WORK TO COMPLETE:
Return every line from the records below that has the word "likes".

EXERCISE INPUTS:
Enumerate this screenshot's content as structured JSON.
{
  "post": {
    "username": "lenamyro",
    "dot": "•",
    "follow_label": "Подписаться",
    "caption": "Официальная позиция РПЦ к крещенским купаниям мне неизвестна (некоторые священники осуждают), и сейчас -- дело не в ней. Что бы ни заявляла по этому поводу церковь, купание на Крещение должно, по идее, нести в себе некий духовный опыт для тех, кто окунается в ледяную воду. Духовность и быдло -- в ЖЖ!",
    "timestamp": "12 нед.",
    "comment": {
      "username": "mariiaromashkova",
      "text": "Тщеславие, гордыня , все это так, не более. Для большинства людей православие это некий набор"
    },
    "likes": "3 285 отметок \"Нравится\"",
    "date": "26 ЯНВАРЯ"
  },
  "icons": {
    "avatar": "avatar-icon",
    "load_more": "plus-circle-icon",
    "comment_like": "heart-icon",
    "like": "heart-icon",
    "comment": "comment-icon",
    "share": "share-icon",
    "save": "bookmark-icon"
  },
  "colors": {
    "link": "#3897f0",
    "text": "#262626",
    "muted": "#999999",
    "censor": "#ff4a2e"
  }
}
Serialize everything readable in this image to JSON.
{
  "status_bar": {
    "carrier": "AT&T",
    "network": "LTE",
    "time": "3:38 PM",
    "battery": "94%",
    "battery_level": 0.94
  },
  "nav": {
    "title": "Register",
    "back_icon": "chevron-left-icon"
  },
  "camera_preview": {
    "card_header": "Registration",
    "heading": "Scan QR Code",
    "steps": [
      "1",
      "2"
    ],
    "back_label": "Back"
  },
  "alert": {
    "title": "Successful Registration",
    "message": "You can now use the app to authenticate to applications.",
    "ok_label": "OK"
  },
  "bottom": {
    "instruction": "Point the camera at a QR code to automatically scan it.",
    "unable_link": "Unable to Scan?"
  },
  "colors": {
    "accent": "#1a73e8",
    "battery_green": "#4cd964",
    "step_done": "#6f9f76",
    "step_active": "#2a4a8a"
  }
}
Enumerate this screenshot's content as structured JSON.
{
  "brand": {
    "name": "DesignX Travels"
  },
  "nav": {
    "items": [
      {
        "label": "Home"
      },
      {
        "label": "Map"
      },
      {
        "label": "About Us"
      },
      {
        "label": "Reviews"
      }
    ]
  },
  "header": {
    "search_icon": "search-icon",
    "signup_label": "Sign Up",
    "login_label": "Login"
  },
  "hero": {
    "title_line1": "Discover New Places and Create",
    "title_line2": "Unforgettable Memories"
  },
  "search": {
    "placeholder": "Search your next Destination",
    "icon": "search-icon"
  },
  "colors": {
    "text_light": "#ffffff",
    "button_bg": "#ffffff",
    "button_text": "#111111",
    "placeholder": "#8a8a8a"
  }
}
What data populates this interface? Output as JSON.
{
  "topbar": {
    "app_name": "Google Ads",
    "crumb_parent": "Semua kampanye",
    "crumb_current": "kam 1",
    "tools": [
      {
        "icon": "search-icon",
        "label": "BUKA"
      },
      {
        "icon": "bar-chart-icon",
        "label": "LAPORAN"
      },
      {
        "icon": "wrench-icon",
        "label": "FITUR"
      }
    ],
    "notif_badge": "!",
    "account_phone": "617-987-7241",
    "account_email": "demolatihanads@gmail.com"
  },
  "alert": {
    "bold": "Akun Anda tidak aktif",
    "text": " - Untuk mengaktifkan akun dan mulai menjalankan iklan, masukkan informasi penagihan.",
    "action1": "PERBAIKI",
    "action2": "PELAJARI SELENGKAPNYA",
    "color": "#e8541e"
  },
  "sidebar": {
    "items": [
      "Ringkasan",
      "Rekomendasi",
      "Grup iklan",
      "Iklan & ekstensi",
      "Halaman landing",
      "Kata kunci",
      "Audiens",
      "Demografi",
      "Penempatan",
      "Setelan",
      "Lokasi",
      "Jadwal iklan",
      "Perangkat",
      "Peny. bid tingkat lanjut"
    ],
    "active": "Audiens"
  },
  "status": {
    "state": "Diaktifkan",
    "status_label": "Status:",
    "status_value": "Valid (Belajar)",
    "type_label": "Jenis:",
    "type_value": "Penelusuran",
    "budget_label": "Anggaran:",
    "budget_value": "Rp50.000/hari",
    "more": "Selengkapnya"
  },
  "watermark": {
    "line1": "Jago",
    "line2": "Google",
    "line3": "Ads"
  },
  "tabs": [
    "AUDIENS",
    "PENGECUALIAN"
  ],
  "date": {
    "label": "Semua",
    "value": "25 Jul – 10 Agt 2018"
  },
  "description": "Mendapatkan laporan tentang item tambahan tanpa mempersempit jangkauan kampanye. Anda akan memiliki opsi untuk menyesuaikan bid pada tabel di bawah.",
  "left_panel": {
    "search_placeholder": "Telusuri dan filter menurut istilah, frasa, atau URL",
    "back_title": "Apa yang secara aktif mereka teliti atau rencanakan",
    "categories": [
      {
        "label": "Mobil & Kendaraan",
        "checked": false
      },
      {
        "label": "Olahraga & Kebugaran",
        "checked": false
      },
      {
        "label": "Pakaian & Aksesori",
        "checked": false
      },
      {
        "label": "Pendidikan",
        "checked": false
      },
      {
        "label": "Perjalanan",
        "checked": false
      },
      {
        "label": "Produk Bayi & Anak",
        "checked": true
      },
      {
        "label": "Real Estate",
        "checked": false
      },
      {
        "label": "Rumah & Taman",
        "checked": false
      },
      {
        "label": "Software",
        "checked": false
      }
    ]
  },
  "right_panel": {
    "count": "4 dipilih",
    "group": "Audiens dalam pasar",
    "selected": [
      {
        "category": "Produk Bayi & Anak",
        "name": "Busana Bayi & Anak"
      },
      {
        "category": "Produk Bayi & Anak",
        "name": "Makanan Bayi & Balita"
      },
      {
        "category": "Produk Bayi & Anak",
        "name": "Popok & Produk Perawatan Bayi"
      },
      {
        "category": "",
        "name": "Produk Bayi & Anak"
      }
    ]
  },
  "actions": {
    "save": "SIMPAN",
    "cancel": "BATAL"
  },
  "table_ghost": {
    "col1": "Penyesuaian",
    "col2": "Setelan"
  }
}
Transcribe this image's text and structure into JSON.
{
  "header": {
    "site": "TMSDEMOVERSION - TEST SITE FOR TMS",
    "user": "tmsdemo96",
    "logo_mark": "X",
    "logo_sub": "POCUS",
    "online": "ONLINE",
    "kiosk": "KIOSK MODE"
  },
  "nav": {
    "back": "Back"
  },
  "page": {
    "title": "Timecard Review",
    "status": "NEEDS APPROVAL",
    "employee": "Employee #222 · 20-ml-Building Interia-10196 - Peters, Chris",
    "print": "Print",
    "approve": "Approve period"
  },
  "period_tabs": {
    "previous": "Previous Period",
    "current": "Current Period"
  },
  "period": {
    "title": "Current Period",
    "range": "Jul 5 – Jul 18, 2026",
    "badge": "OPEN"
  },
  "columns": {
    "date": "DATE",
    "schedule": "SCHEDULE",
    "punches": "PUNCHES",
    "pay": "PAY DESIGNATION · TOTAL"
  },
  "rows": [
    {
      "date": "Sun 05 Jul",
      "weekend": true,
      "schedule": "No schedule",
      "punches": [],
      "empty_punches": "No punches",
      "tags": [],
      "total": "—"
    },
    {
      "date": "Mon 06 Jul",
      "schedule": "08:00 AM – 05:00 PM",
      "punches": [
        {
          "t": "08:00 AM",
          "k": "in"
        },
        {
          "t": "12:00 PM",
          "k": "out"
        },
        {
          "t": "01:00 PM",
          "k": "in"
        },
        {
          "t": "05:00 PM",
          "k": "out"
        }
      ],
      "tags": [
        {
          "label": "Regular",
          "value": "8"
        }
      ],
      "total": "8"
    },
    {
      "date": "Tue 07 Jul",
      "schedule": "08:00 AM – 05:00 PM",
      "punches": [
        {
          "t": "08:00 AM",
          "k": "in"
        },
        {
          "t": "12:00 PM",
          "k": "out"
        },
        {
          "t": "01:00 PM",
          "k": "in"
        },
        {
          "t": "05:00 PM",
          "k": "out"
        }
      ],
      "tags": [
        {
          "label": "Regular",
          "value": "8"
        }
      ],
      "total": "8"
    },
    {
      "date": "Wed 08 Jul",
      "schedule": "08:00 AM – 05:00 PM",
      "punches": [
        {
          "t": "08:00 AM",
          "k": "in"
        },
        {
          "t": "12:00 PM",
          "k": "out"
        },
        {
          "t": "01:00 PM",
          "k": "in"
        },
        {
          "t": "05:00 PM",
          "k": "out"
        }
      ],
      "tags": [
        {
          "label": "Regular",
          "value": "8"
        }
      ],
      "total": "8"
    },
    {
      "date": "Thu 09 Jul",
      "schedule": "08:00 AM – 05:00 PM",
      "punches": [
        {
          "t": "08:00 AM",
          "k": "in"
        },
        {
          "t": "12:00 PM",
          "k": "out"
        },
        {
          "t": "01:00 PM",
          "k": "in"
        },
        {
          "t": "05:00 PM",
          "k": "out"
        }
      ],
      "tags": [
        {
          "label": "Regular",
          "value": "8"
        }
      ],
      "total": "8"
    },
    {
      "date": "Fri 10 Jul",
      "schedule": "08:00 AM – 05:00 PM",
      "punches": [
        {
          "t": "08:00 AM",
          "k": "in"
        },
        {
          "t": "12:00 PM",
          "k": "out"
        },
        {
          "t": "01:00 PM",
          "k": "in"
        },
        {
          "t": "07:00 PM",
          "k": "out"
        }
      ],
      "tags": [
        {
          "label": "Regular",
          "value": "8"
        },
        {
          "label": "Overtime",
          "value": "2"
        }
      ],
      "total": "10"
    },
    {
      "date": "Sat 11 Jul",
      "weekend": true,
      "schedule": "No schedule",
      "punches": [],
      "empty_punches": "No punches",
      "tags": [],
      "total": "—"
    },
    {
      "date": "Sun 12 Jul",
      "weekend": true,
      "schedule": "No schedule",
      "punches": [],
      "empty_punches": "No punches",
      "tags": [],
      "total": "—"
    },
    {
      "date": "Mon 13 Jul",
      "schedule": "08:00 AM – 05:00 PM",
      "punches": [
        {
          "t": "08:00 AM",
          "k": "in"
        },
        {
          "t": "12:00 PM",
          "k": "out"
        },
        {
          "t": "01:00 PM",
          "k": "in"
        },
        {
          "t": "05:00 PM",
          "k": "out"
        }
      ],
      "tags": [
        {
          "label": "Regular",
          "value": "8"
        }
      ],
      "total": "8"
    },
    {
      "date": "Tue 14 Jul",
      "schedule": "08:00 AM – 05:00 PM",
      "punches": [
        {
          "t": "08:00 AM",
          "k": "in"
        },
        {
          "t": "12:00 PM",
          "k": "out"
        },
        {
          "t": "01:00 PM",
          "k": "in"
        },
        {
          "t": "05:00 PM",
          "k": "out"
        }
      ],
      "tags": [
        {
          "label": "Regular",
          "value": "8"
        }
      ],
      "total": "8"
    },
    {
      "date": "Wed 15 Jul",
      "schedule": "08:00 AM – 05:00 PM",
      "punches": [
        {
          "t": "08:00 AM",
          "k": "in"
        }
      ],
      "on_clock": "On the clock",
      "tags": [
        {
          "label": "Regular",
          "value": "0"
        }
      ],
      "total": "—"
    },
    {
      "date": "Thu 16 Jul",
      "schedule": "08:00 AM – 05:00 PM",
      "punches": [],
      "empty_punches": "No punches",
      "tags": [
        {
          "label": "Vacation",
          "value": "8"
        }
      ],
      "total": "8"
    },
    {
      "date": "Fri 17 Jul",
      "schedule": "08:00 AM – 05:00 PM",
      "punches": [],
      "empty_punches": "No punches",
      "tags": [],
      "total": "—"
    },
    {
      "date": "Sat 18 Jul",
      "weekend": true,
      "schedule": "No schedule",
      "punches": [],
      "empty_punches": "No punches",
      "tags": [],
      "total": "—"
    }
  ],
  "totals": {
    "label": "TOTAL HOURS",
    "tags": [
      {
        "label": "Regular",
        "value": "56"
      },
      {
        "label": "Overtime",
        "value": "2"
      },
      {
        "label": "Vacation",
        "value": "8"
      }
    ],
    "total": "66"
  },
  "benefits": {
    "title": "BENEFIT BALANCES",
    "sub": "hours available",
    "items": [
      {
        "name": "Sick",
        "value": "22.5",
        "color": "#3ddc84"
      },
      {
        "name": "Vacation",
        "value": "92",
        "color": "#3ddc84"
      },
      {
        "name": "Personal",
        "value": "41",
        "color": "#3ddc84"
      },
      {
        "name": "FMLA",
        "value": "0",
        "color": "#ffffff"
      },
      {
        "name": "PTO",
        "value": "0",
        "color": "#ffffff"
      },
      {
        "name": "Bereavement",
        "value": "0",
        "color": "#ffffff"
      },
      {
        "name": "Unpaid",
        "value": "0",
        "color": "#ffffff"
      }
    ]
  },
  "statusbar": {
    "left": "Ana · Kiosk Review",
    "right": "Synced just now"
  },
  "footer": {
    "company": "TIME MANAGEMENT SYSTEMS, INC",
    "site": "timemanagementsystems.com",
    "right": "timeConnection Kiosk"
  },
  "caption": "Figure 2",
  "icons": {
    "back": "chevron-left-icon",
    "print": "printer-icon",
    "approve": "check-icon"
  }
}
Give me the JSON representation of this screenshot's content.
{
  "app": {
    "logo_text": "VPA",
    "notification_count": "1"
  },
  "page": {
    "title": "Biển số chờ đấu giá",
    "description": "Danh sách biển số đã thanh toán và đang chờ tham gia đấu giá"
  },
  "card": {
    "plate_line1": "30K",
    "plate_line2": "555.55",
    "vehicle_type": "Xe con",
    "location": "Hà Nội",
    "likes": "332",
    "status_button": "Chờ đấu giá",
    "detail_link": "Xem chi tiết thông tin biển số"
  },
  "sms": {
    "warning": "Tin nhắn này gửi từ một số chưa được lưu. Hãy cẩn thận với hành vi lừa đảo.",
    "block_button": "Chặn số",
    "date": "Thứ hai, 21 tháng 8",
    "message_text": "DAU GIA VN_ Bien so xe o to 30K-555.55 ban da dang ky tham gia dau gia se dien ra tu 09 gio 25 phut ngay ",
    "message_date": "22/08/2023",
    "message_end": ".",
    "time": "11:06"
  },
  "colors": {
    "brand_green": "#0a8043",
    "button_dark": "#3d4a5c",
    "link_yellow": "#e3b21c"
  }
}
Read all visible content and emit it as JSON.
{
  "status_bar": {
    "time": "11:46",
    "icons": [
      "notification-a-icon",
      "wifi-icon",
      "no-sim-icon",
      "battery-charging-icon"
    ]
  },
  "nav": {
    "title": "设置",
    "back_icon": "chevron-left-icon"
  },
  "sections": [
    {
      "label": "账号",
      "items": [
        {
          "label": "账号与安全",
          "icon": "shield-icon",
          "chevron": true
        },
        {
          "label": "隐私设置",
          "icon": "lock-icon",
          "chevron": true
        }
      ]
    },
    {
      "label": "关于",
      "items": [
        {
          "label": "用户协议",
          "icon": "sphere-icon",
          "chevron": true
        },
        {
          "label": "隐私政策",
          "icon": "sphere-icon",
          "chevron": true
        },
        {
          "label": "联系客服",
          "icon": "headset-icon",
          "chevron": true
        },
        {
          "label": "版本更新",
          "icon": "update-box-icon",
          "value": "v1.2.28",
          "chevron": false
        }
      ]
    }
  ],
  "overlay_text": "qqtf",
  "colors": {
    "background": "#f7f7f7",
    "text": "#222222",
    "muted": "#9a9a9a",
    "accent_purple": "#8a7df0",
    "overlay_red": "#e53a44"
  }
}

RESULT BELOW:
    "likes": "3 285 отметок \"Нравится\"",
    "likes": "332",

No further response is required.